• Source data
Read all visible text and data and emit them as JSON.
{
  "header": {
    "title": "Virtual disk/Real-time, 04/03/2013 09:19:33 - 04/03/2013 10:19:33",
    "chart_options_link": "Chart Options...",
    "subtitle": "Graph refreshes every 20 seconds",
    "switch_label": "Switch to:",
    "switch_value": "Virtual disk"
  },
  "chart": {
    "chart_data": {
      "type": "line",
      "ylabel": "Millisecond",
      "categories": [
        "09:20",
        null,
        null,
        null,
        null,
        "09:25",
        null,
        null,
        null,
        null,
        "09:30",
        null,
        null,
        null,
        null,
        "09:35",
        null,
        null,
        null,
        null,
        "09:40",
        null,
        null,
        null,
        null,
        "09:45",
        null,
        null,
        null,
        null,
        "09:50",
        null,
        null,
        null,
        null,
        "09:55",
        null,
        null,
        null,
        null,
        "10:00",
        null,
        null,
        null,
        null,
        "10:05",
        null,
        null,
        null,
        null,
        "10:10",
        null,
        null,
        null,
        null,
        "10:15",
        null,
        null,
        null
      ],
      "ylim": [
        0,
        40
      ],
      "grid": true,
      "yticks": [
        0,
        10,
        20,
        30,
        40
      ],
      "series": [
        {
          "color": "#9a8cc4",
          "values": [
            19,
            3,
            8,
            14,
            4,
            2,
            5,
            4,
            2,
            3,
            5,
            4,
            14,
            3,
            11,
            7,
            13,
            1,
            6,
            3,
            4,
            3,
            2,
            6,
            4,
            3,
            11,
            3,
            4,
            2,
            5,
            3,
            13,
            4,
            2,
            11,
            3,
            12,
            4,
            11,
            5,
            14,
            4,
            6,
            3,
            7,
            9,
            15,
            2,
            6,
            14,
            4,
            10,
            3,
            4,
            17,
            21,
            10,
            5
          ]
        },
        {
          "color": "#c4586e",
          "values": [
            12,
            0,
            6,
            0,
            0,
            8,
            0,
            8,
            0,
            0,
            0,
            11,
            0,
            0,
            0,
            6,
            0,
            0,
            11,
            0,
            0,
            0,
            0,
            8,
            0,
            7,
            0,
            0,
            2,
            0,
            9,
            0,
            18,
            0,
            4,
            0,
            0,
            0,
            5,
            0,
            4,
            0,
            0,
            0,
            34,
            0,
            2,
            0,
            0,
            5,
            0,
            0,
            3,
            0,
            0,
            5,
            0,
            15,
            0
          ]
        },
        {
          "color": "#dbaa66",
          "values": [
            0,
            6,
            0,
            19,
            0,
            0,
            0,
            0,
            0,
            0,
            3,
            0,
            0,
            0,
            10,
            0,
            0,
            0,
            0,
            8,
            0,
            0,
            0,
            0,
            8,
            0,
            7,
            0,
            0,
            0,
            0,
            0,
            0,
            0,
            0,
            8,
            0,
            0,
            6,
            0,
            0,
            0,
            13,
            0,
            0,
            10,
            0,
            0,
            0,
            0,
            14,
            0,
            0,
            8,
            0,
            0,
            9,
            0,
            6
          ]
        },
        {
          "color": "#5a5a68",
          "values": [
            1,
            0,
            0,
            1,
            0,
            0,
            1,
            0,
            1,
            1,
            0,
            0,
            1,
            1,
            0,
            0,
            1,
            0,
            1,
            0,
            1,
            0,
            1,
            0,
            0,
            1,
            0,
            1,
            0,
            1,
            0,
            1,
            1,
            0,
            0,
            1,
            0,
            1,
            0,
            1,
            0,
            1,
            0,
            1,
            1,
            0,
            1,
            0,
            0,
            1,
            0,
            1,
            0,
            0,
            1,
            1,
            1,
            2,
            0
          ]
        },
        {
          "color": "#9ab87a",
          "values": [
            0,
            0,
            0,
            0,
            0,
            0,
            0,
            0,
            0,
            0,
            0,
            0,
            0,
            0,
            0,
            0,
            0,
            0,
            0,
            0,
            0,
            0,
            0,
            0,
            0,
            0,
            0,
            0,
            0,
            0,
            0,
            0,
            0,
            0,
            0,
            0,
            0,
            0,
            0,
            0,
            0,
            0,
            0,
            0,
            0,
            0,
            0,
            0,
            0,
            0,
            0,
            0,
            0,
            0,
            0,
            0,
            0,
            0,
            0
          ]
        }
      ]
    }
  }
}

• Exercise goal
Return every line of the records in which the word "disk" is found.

• Task result
    "title": "Virtual disk/Real-time, 04/03/2013 09:19:33 - 04/03/2013 10:19:33",
    "switch_value": "Virtual disk"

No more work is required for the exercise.